“I just think that we’re only go­ing to have stuff that peo­ple pay for. And we’ll make it free — there’s plenty of free stuff once you’re a mem­ber,” he noted in a con­ver­sa­tion. Pen­guin Ran­dom House Canada, which pub­lishes some of Canada’s most beloved au­thors, in­clud­ing At­wood, has be­gun its own in-house au­dio­book pro­duc­tion unit and it has started off big. It hired Ann Jansen — for­merly of CBC Books and the se­nior pro­ducer of Canada Reads — to helm the pro­gram.

“The start of our pro­duc­ing books here is solely a reaction to hav­ing the op­por­tu­nity to sell them,” says Mar­ion Garner, deputy pub­lisher of Pen­guin Ran­dom House Canada.

“If you have been a con­vert to au­dio­books prior to this week, the avail­abil­ity of Cana­dian-writ­ten ma­te­rial was scarce.”

Jansen started in June and al­ready the pro­gram has 20 books com­pleted or un­der­way. That in­cludes new re­leases such as David Char­iandy’s Brother, read by Trinida­dian ac­tor Joseph Pierre.

Ran­dom House an­tic­i­pates hav­ing 30 au­dio­books ready by year’s end.

“Prior to this week there re­ally wasn’t a way for Cana­dian lis­ten­ers/ read­ers to con­sume Cana­dian books or any au­dio books in the dig­i­tal for­mat ex­cept from Over­drive and the li­braries and Au­di­ and pay­ing in U.S. dol­lars,” Garner said.

“So it’s ter­rific that Au­di­ble and Kobo have seen a po­ten­tial mar­ket here.”


Me­dia per­son­al­ity Ge­orge Stroum­boulopou­los takes a selfie with au­thor Mar­garet At­wood, ac­tress Elis­a­beth Moss and Don Katz, CEO of Au­di­ble, af­ter a live read­ing of The Hand­maid’s Tale at Union Sta­tion on Wed­nes­day.

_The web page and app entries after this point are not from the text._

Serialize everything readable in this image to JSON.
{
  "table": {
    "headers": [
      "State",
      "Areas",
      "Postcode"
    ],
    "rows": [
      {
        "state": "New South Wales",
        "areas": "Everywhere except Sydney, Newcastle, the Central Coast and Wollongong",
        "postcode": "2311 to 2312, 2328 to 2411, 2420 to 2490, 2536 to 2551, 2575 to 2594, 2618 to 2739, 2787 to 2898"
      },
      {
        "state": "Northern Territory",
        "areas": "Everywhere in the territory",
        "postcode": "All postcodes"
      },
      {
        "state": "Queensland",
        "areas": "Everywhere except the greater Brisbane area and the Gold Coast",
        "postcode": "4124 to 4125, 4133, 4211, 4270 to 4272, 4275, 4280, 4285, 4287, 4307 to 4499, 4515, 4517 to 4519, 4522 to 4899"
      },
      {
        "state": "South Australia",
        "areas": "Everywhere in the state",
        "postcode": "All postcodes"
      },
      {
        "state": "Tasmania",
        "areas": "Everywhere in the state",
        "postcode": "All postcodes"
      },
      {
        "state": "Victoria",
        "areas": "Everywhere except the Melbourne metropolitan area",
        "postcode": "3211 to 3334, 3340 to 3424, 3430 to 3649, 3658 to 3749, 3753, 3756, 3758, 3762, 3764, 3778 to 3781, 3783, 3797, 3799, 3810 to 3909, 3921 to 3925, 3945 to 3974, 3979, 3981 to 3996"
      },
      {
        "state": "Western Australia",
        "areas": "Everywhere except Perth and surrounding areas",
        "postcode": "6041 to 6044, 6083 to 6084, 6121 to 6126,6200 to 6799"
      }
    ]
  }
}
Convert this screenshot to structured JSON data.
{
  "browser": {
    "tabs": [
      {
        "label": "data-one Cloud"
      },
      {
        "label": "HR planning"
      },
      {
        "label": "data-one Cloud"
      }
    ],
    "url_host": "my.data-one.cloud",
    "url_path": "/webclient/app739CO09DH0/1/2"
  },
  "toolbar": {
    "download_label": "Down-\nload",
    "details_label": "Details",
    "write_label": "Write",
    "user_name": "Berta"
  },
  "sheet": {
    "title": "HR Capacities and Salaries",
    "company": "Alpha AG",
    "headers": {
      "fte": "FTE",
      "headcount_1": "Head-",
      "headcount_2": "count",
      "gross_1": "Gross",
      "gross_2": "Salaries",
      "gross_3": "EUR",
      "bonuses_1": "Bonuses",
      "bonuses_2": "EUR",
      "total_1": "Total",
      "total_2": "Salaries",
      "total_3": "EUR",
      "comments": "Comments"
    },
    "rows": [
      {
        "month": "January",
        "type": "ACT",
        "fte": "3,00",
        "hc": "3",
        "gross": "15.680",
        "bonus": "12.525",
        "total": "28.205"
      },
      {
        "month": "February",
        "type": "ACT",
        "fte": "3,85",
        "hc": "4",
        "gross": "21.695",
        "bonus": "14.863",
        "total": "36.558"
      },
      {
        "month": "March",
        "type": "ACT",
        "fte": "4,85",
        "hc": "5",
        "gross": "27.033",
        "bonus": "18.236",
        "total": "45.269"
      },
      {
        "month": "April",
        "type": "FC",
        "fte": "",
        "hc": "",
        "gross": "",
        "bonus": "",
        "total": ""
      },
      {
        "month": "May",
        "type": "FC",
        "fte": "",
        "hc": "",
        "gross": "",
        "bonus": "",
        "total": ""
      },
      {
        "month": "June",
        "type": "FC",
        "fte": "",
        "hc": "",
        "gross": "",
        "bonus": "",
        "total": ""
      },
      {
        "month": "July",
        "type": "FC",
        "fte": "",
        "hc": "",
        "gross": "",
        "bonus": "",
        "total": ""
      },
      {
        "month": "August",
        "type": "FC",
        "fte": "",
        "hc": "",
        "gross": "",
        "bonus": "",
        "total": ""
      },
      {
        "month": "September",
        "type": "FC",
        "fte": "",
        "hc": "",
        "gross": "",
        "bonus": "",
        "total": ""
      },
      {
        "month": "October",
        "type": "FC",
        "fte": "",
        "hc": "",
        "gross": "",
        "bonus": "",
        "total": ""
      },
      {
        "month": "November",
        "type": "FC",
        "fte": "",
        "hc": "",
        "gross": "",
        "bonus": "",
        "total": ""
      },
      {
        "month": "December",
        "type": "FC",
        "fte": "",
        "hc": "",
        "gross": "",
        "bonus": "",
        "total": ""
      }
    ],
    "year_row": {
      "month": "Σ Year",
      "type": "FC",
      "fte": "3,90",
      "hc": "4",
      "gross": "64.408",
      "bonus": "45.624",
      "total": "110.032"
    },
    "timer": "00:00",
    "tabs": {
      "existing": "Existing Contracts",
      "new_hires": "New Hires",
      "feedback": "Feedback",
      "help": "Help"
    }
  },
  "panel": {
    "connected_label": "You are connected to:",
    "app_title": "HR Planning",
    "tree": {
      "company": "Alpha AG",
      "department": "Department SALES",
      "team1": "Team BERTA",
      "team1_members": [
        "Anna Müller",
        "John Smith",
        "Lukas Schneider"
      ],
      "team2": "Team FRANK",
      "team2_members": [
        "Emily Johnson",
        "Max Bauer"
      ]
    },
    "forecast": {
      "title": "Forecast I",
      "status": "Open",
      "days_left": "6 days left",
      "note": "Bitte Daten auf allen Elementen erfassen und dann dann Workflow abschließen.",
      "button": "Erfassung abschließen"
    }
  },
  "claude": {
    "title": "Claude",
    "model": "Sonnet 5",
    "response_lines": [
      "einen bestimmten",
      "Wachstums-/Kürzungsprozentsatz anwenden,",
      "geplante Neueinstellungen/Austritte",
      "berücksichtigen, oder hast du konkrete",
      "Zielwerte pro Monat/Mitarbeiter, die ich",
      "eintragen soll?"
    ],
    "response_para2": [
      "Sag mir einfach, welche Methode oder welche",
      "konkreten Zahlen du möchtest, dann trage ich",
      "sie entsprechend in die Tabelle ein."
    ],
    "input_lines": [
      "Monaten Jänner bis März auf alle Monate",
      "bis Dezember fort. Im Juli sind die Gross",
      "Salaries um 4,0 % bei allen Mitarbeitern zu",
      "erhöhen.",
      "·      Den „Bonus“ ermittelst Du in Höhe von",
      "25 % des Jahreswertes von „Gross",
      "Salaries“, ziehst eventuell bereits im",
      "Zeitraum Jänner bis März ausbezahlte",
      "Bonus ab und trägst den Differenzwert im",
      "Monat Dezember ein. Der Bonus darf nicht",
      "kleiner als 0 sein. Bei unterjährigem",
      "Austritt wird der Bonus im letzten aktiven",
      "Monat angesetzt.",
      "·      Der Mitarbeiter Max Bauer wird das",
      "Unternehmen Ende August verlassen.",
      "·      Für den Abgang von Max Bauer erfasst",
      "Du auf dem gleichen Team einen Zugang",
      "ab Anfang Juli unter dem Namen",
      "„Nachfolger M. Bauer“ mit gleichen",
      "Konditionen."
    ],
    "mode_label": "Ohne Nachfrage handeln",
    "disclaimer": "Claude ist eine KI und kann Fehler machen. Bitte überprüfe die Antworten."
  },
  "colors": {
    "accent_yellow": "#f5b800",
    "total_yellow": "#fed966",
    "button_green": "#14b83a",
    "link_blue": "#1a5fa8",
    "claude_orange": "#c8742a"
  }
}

Newspapers in English

Newspapers from Canada

© PressReader. All rights reserved.